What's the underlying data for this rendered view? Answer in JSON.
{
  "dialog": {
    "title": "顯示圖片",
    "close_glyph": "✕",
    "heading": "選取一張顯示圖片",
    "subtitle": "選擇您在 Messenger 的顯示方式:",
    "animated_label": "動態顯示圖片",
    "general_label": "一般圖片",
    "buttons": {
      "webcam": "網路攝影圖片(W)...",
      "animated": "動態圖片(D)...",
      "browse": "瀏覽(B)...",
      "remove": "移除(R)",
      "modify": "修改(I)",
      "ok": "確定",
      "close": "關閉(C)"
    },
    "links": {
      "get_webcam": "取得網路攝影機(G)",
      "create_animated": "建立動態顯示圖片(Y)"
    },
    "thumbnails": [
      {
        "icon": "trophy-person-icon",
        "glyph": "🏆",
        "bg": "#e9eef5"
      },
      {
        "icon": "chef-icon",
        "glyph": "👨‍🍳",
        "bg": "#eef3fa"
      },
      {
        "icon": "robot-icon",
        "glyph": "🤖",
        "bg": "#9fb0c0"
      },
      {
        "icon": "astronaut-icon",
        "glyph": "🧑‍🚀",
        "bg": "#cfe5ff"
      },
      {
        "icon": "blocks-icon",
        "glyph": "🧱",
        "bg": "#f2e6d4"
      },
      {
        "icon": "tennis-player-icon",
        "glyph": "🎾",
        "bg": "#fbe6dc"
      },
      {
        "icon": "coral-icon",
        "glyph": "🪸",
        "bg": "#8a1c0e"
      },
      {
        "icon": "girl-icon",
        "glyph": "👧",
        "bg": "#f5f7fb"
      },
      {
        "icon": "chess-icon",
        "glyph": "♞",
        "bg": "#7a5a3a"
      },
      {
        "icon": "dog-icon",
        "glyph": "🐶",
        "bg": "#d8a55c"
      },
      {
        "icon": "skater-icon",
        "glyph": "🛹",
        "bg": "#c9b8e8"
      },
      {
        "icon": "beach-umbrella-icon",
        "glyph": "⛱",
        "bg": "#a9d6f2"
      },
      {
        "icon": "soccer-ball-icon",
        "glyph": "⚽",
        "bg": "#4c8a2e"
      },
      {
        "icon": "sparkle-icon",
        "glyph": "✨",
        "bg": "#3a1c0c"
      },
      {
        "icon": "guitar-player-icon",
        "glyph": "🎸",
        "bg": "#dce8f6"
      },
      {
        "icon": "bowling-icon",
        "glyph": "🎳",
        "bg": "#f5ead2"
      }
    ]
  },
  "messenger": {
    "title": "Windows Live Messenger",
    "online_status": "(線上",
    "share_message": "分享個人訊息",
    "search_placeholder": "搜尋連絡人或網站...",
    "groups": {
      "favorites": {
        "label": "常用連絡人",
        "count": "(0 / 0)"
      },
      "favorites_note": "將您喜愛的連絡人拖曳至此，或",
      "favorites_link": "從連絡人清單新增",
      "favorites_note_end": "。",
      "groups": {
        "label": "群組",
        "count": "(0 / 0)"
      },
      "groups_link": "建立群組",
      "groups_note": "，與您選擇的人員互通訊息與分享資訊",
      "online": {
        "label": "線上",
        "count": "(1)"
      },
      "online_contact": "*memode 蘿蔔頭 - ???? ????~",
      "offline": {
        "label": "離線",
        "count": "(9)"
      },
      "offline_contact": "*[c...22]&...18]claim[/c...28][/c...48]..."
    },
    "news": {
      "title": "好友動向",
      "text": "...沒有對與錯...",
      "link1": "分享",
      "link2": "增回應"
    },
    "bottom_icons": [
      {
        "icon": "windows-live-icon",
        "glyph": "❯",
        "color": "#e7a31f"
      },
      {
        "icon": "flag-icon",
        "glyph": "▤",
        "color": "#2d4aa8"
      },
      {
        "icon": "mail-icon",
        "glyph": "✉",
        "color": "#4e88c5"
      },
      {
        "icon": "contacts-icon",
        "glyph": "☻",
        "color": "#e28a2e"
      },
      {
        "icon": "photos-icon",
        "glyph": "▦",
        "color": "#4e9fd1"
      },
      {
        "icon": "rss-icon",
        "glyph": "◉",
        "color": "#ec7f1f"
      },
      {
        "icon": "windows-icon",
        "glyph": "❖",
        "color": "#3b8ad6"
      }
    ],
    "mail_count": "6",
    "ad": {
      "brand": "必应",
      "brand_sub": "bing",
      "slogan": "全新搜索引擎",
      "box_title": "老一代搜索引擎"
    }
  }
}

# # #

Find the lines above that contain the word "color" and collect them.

» **Solution to this problem**
        "color": "#e7a31f"
        "color": "#2d4aa8"
        "color": "#4e88c5"
        "color": "#e28a2e"
        "color": "#4e9fd1"
        "color": "#ec7f1f"
        "color": "#3b8ad6"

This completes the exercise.